The rest of President Obama’s second-term agenda may be stalled in Congress, but the Senate is rapidly moving the Schumer-Rubio immigration reform bill towards passage early this summer. But the American people have different priorities. According to Gallup, out of 12 issues offered to respondents, Americans wish the president and Congress would give their least time and attention to “reforming immigration.”
And, according to Pew, when Americans do think about immigration, the vast majority (67 percent) want to see immigration decreased or stay the same. Only 25 percent of Americans told Pew they want immigration increased. By contrast, 36 percent of Americans want to see immigration decreased and another 31 percent want to see at stay at the present level.

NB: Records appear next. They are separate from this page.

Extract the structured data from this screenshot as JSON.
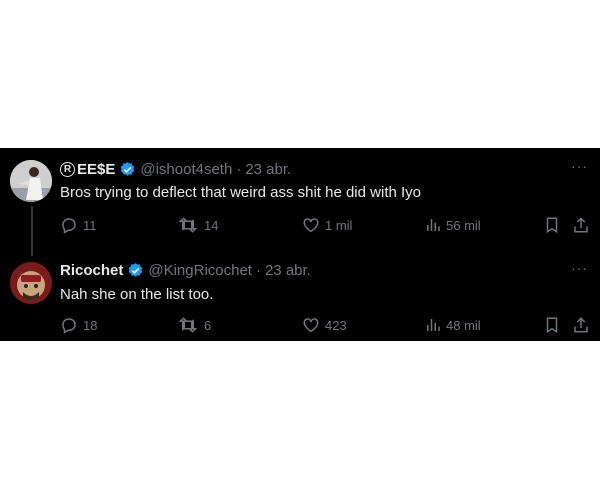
{
  "tweets": [
    {
      "name": "EE$E",
      "name_prefix": "R",
      "handle": "@ishoot4seth",
      "separator": "·",
      "date": "23 abr.",
      "text": "Bros trying to deflect that weird ass shit he did with Iyo",
      "replies": "11",
      "reposts": "14",
      "likes": "1 mil",
      "views": "56 mil",
      "more": "···"
    },
    {
      "name": "Ricochet",
      "handle": "@KingRicochet",
      "separator": "·",
      "date": "23 abr.",
      "text": "Nah she on the list too.",
      "replies": "18",
      "reposts": "6",
      "likes": "423",
      "views": "48 mil",
      "more": "···"
    }
  ],
  "colors": {
    "background": "#000000",
    "text": "#e7e9ea",
    "muted": "#71767b",
    "verified": "#1d9bf0"
  },
  "icons": [
    "reply-icon",
    "repost-icon",
    "like-icon",
    "views-icon",
    "bookmark-icon",
    "share-icon",
    "verified-icon",
    "more-icon"
  ]
}
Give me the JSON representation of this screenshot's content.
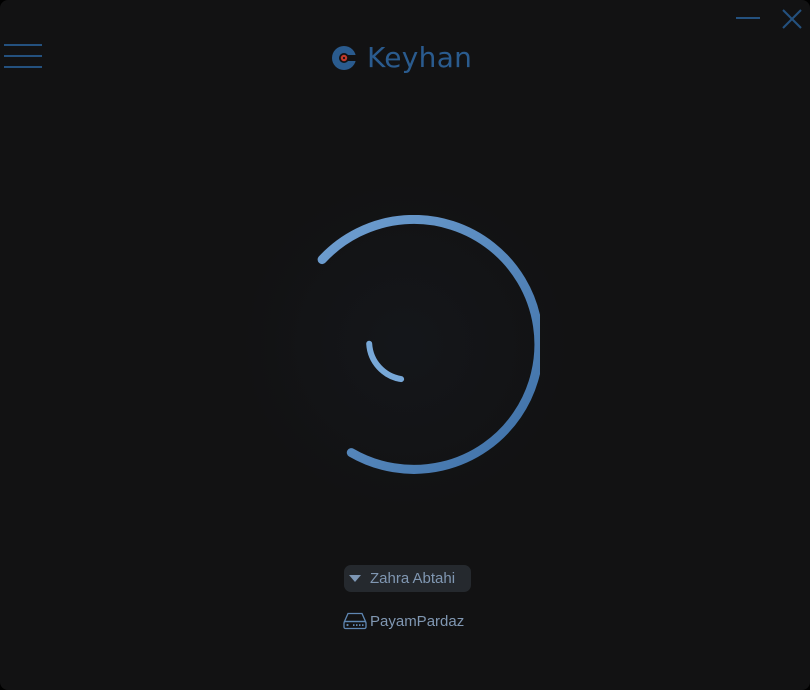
{
  "window": {
    "title": "Keyhan",
    "background": "#121213",
    "accent": "#2a5b8e"
  },
  "header": {
    "menu_icon": "hamburger-menu-icon",
    "logo_icon": "keyhan-logo-icon",
    "title": "Keyhan",
    "minimize_icon": "minimize-icon",
    "close_icon": "close-icon"
  },
  "status": {
    "state": "loading",
    "spinner_icon": "loading-spinner",
    "spinner_color": "#5b8cc2"
  },
  "account": {
    "dropdown_icon": "caret-down-icon",
    "user_name": "Zahra Abtahi",
    "device_icon": "network-device-icon",
    "device_name": "PayamPardaz"
  }
}
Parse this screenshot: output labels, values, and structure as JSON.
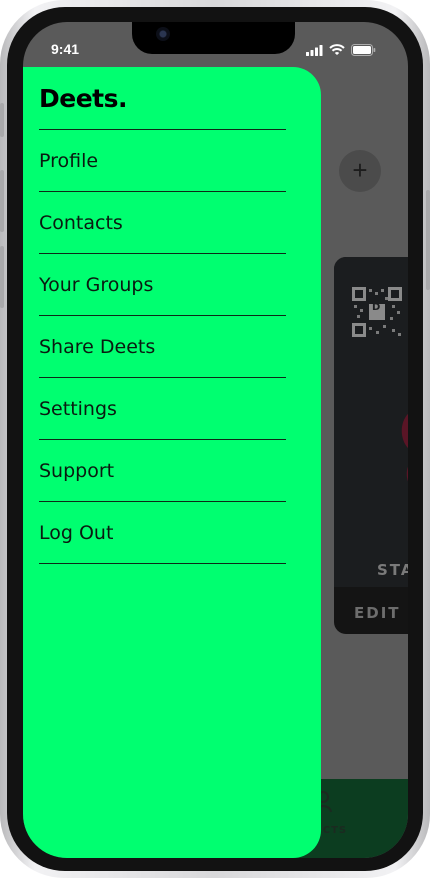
{
  "status_bar": {
    "time": "9:41"
  },
  "drawer": {
    "logo": "Deets.",
    "menu": [
      {
        "label": "Profile"
      },
      {
        "label": "Contacts"
      },
      {
        "label": "Your Groups"
      },
      {
        "label": "Share Deets"
      },
      {
        "label": "Settings"
      },
      {
        "label": "Support"
      },
      {
        "label": "Log Out"
      }
    ]
  },
  "background": {
    "add_button_label": "+",
    "card": {
      "qr_letter": "D",
      "status_text": "STA",
      "edit_label": "EDIT"
    },
    "bottom_tab_label": "ACTS"
  },
  "colors": {
    "drawer_bg": "#00ff70",
    "overlay_bg": "#5a5a5a",
    "bottom_bar": "#0c3d20"
  }
}
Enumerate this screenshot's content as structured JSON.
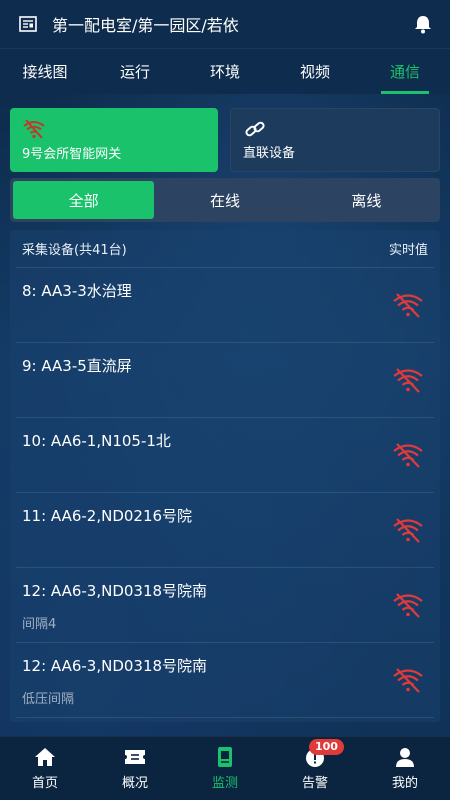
{
  "header": {
    "title": "第一配电室/第一园区/若依",
    "doc_icon": "document-list-icon",
    "bell_icon": "bell-icon"
  },
  "tabs": [
    {
      "label": "接线图",
      "active": false
    },
    {
      "label": "运行",
      "active": false
    },
    {
      "label": "环境",
      "active": false
    },
    {
      "label": "视频",
      "active": false
    },
    {
      "label": "通信",
      "active": true
    }
  ],
  "gateways": [
    {
      "label": "9号会所智能网关",
      "icon": "wifi-off-icon",
      "selected": true
    },
    {
      "label": "直联设备",
      "icon": "link-icon",
      "selected": false
    }
  ],
  "filter": {
    "options": [
      "全部",
      "在线",
      "离线"
    ],
    "selected": "全部"
  },
  "device_list": {
    "header_left": "采集设备(共41台)",
    "header_right": "实时值",
    "rows": [
      {
        "name": "8: AA3-3水治理",
        "sub": "",
        "status_icon": "wifi-off-icon"
      },
      {
        "name": "9: AA3-5直流屏",
        "sub": "",
        "status_icon": "wifi-off-icon"
      },
      {
        "name": "10: AA6-1,N105-1北",
        "sub": "",
        "status_icon": "wifi-off-icon"
      },
      {
        "name": "11: AA6-2,ND0216号院",
        "sub": "",
        "status_icon": "wifi-off-icon"
      },
      {
        "name": "12: AA6-3,ND0318号院南",
        "sub": "间隔4",
        "status_icon": "wifi-off-icon"
      },
      {
        "name": "12: AA6-3,ND0318号院南",
        "sub": "低压间隔",
        "status_icon": "wifi-off-icon"
      }
    ]
  },
  "bottom_nav": [
    {
      "label": "首页",
      "icon": "home-icon",
      "active": false
    },
    {
      "label": "概况",
      "icon": "ticket-icon",
      "active": false
    },
    {
      "label": "监测",
      "icon": "monitor-icon",
      "active": true
    },
    {
      "label": "告警",
      "icon": "alert-icon",
      "active": false,
      "badge": "100"
    },
    {
      "label": "我的",
      "icon": "user-icon",
      "active": false
    }
  ],
  "colors": {
    "accent": "#19c26b",
    "offline": "#e23a3a",
    "background": "#0d2745"
  }
}
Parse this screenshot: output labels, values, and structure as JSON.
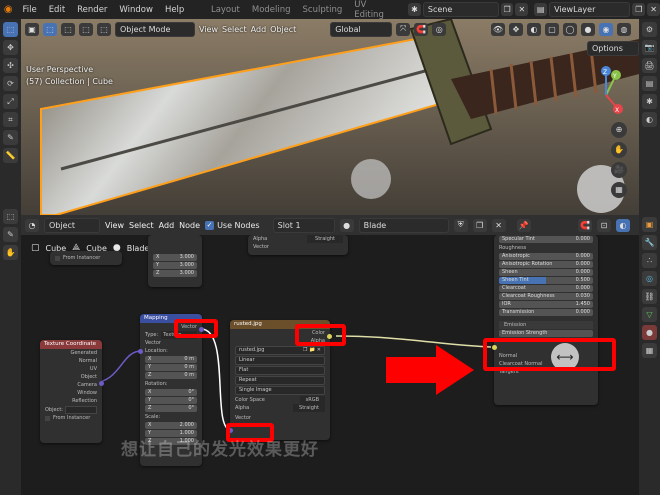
{
  "topbar": {
    "menus": [
      "File",
      "Edit",
      "Render",
      "Window",
      "Help"
    ],
    "workspaces": [
      "Layout",
      "Modeling",
      "Sculpting",
      "UV Editing"
    ],
    "scene": "Scene",
    "view_layer": "ViewLayer"
  },
  "viewport": {
    "mode": "Object Mode",
    "menus": [
      "View",
      "Select",
      "Add",
      "Object"
    ],
    "transform": "Global",
    "options_label": "Options",
    "info_line1": "User Perspective",
    "info_line2": "(57) Collection | Cube",
    "gizmo": {
      "y": "Y",
      "z": "Z",
      "x": "X"
    }
  },
  "node_editor": {
    "editor_type": "Object",
    "menus": [
      "View",
      "Select",
      "Add",
      "Node"
    ],
    "use_nodes_label": "Use Nodes",
    "slot": "Slot 1",
    "material": "Blade",
    "breadcrumb": [
      "Cube",
      "Cube",
      "Blade"
    ]
  },
  "nodes": {
    "texcoord": {
      "title": "Texture Coordinate",
      "outputs": [
        "Generated",
        "Normal",
        "UV",
        "Object",
        "Camera",
        "Window",
        "Reflection"
      ],
      "object_label": "Object:",
      "from_instancer": "From Instancer"
    },
    "top_small": {
      "rows": [
        "X",
        "Y",
        "Z"
      ],
      "values": [
        "3.000",
        "3.000",
        "3.000"
      ],
      "from_instancer": "From Instancer"
    },
    "alpha_node": {
      "alpha_label": "Alpha",
      "alpha_value": "Straight",
      "vector_label": "Vector"
    },
    "mapping": {
      "title": "Mapping",
      "out_vector": "Vector",
      "type_label": "Type:",
      "type_value": "Texture",
      "in_vector": "Vector",
      "location_label": "Location:",
      "location": [
        [
          "X",
          "0 m"
        ],
        [
          "Y",
          "0 m"
        ],
        [
          "Z",
          "0 m"
        ]
      ],
      "rotation_label": "Rotation:",
      "rotation": [
        [
          "X",
          "0°"
        ],
        [
          "Y",
          "0°"
        ],
        [
          "Z",
          "0°"
        ]
      ],
      "scale_label": "Scale:",
      "scale": [
        [
          "X",
          "2.000"
        ],
        [
          "Y",
          "1.000"
        ],
        [
          "Z",
          "1.000"
        ]
      ]
    },
    "image": {
      "title": "rusted.jpg",
      "color_out": "Color",
      "alpha_out": "Alpha",
      "image_name": "rusted.jpg",
      "interp": "Linear",
      "proj": "Flat",
      "ext": "Repeat",
      "source": "Single Image",
      "cs_label": "Color Space",
      "cs_value": "sRGB",
      "alpha_label": "Alpha",
      "alpha_value": "Straight",
      "vector_in": "Vector"
    },
    "bsdf": {
      "rows": [
        [
          "Specular Tint",
          "0.000"
        ],
        [
          "Roughness",
          ""
        ],
        [
          "Anisotropic",
          "0.000"
        ],
        [
          "Anisotropic Rotation",
          "0.000"
        ],
        [
          "Sheen",
          "0.000"
        ],
        [
          "Sheen Tint",
          "0.500"
        ],
        [
          "Clearcoat",
          "0.000"
        ],
        [
          "Clearcoat Roughness",
          "0.030"
        ],
        [
          "IOR",
          "1.450"
        ],
        [
          "Transmission",
          "0.000"
        ]
      ],
      "emission": "Emission",
      "emission_strength": "Emission Strength",
      "normal": "Normal",
      "clearcoat_normal": "Clearcoat Normal",
      "tangent": "Tangent"
    }
  },
  "subtitle": "想让自己的发光效果更好"
}
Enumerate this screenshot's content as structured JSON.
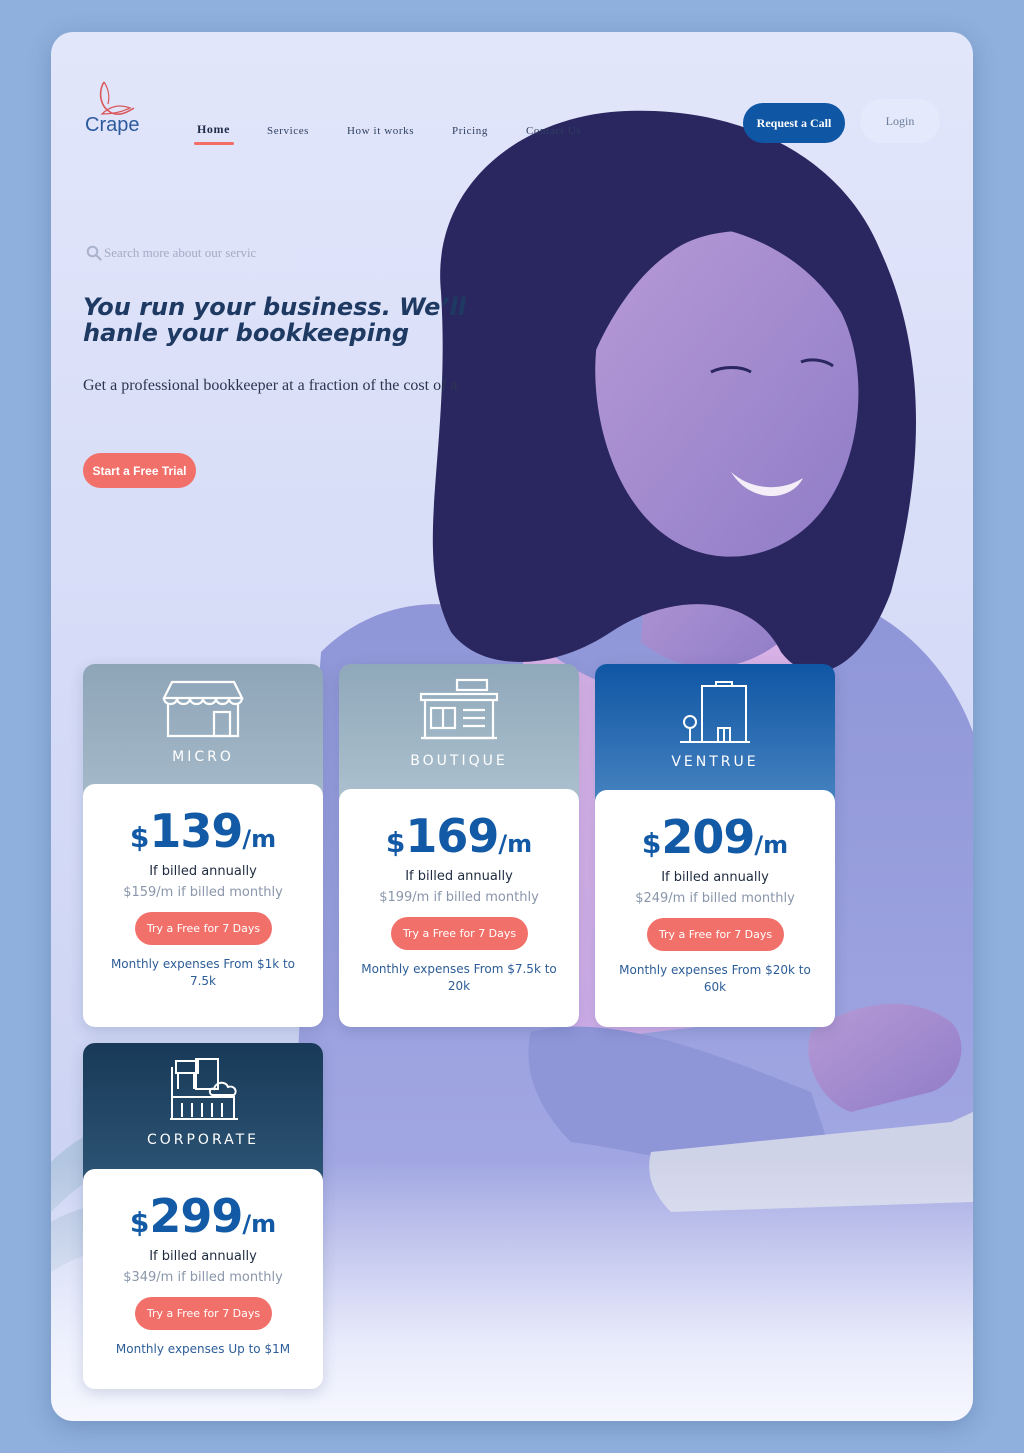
{
  "brand": {
    "name": "Crape",
    "logo_icon": "ribbon-logo"
  },
  "nav": {
    "items": [
      {
        "label": "Home",
        "active": true
      },
      {
        "label": "Services",
        "active": false
      },
      {
        "label": "How it works",
        "active": false
      },
      {
        "label": "Pricing",
        "active": false
      },
      {
        "label": "Contact Us",
        "active": false
      }
    ]
  },
  "header": {
    "request_call_label": "Request a Call",
    "login_label": "Login"
  },
  "search": {
    "placeholder": "Search more about our servic",
    "icon": "search-icon"
  },
  "hero": {
    "headline": "You run your business. We’ll hanle your bookkeeping",
    "subtext": "Get a professional bookkeeper at a fraction of the cost of a",
    "cta_label": "Start a Free Trial"
  },
  "plans": [
    {
      "name": "MICRO",
      "icon": "storefront-icon",
      "currency": "$",
      "price": "139",
      "per": "/m",
      "billed": "If billed annually",
      "monthly": "$159/m if billed monthly",
      "cta": "Try a Free for 7 Days",
      "expenses": "Monthly expenses From $1k to 7.5k"
    },
    {
      "name": "BOUTIQUE",
      "icon": "boutique-shop-icon",
      "currency": "$",
      "price": "169",
      "per": "/m",
      "billed": "If billed annually",
      "monthly": "$199/m if billed monthly",
      "cta": "Try a Free for 7 Days",
      "expenses": "Monthly expenses From $7.5k to 20k"
    },
    {
      "name": "VENTRUE",
      "icon": "office-building-icon",
      "currency": "$",
      "price": "209",
      "per": "/m",
      "billed": "If billed annually",
      "monthly": "$249/m if billed monthly",
      "cta": "Try a Free for 7 Days",
      "expenses": "Monthly expenses From $20k to 60k"
    },
    {
      "name": "CORPORATE",
      "icon": "corporate-buildings-icon",
      "currency": "$",
      "price": "299",
      "per": "/m",
      "billed": "If billed annually",
      "monthly": "$349/m if billed monthly",
      "cta": "Try a Free for 7 Days",
      "expenses": "Monthly expenses Up to $1M"
    }
  ],
  "colors": {
    "primary": "#0f56a4",
    "accent": "#f2706a",
    "heading": "#1e3a62",
    "micro_header": "#8ea5b8",
    "boutique_header": "#9ab2c2",
    "ventrue_header": "#1a5fa8",
    "corporate_header": "#1f4260"
  }
}
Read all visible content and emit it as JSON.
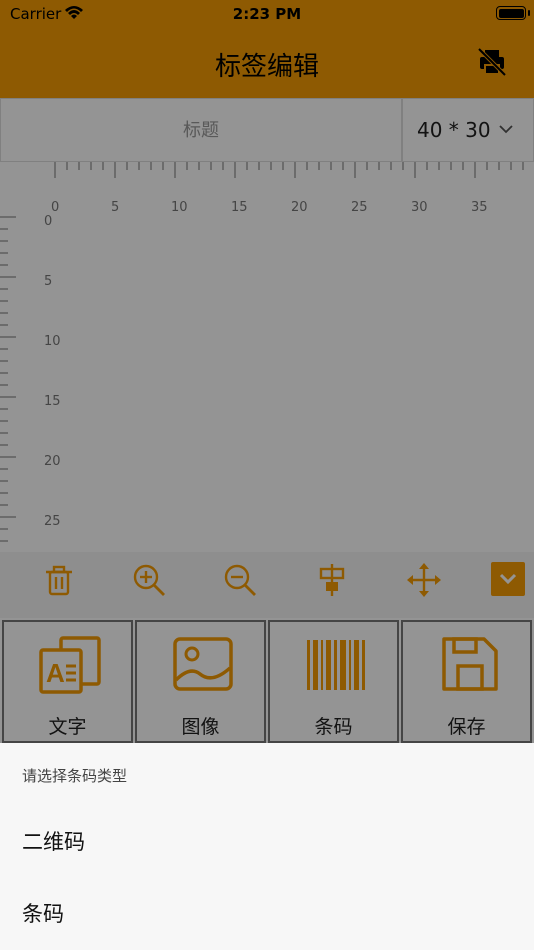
{
  "status_bar": {
    "carrier": "Carrier",
    "time": "2:23 PM"
  },
  "nav": {
    "title": "标签编辑",
    "right_icon": "printer-off-icon"
  },
  "header": {
    "title_placeholder": "标题",
    "size_value": "40 * 30"
  },
  "ruler": {
    "horizontal": [
      "0",
      "5",
      "10",
      "15",
      "20",
      "25",
      "30",
      "35"
    ],
    "vertical": [
      "0",
      "5",
      "10",
      "15",
      "20",
      "25"
    ]
  },
  "toolbar": {
    "items": [
      "trash-icon",
      "zoom-in-icon",
      "zoom-out-icon",
      "align-center-icon",
      "move-icon",
      "chevron-down-icon"
    ]
  },
  "grid": {
    "items": [
      {
        "label": "文字",
        "icon": "text-icon"
      },
      {
        "label": "图像",
        "icon": "image-icon"
      },
      {
        "label": "条码",
        "icon": "barcode-icon"
      },
      {
        "label": "保存",
        "icon": "save-icon"
      }
    ]
  },
  "sheet": {
    "title": "请选择条码类型",
    "options": [
      "二维码",
      "条码"
    ]
  },
  "colors": {
    "accent": "#f49c04",
    "accent_dim": "#8a5802"
  }
}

Unfortunately, the Schumer-Rubio bill heading towards approval in the Senate would vastly increase future flows of immigration of all kinds. Not only does the bill provide citizenship to the 11 million illegal immigrants already in the country today, a policy opposed by 56 percent of Americans according to Pew, but it would increase the number of visas given to both high- and low-skill workers.